The program cover.

The program cover.

Since this was a simple line-art sketch, I placed it on a parchment background, then used a striking red shade to highlight the “ruddy gore” of the title text. This treatment produced a thoroughly different look that still worked thematically for our melodramatic period piece. For consistency, I kept the same title logotype as on the promotional materials, but I wanted the rest of the program to evoke the old-fashioned typography of a vintage newspaper, so I used Bodoni for both body and display text throughout.

Note that, having moved away from NYC to Indiana immediately after the show closed in April, I’ll be an Associate member of the Troupe for the coming year… though I’m still on call for the occasional design project! Their 2014-15 season includes Lucky Stiff this November (for which rehearsals are now in progress) and Gilbert & Sullivan’s Patience next April. Break legs, all!

New website project launch: Growing Minds

A good friend and colleague in the Boston area, Dr. Anya Dashevsky, is launching a private psychology practice, and I had the privilege of assisting her with her marketing materials.

She had already decided on a name for her new practice: Growing Minds. She made sure that the domain name growingmindspsych.com was currently available, so we moved forward with that. She specializes in assessment of children (starting as young as 18 months) through adolescents, so she had come up with a name that conveys both the objective (minds that are growing) and the process of assisting those minds to grow and develop.

My first task was to come up with a logo. I wanted to capture that same duality, so I used two contrasting typefaces:

  • a script face known as Banshee with a dynamic, organic feel, and
  • Book Antiqua (Microsoft’s knockoff of Palatino), which will also be suitable for general text use in her website and business materials.

For her branding colors, I chose green to represent optimal growth, and blue to connote a calming, supportive, and trustworthy presence for the presumably-anxious parents seeking her services. (Note that blue is a common choice among medical practices as well as financial institutions.) I provided a wide range of alternative concepts, but this jewel-toned scheme was the one my client was drawn to, so I knew we were on to something!

[Growing Minds]

The two-sided business card featuring the final logotype.

Next, we worked together to create a website for her practice that would provide substantive information as well as basic logistical details to inquiring new clients. We settled on a clean white background and a simple page template that would perform just as well for iPad visitors as for desktop browsers. All the text is in Book Antiqua to match her brand identity.
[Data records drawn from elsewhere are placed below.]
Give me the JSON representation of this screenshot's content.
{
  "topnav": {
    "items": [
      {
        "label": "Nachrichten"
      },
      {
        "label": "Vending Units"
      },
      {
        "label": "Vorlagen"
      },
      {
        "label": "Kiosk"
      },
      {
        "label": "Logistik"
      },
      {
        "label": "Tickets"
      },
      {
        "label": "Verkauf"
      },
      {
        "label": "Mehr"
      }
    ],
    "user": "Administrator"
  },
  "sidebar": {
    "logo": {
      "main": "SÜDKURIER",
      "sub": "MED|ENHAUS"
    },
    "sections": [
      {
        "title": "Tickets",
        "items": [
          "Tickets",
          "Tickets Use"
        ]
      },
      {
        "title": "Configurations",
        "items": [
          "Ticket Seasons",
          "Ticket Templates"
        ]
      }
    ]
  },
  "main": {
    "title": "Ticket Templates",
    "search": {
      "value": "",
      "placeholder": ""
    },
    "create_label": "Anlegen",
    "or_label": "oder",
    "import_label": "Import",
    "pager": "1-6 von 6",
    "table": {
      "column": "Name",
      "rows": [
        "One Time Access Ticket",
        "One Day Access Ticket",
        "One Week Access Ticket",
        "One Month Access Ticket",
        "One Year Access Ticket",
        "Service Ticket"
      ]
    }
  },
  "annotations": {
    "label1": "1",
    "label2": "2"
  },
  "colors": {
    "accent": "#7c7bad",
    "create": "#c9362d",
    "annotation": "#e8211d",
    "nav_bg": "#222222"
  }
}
[GrowingMindsPsych.com]

The finished website frontpage. Look at that smile! Click to browse the full site.

This site build uses pure CSS, no JavaScript, to achieve both the dropdown main menu tabs and the click-to-expand bullet points on the front page. The menu code was adapted from this simple but effective version on CSSMenuMaker.com. The bullet point code was substantially adapted from this vertical accordion on sitepoint.net — they made use of CSS3’s built-in :target selector, and I had to change around the code to make it function under CSS2, but the basic structure remained the same.

The site is hosted on 1and1.com (Mr. Y’s recommended vendor for basic, economical web hosting). I had my client set up her own customer account, then went in myself to set up the domain name (growingmindspsych.com), post a placeholder page, and eventually transfer the files for the full site once the design and content were complete.

My client’s new practice officially opened this week in her Lexington, MA, office. Congratulations and best wishes for much success! (We’re still working on the coordinating brochure. I’ll post that as a follow-up when it’s completed.)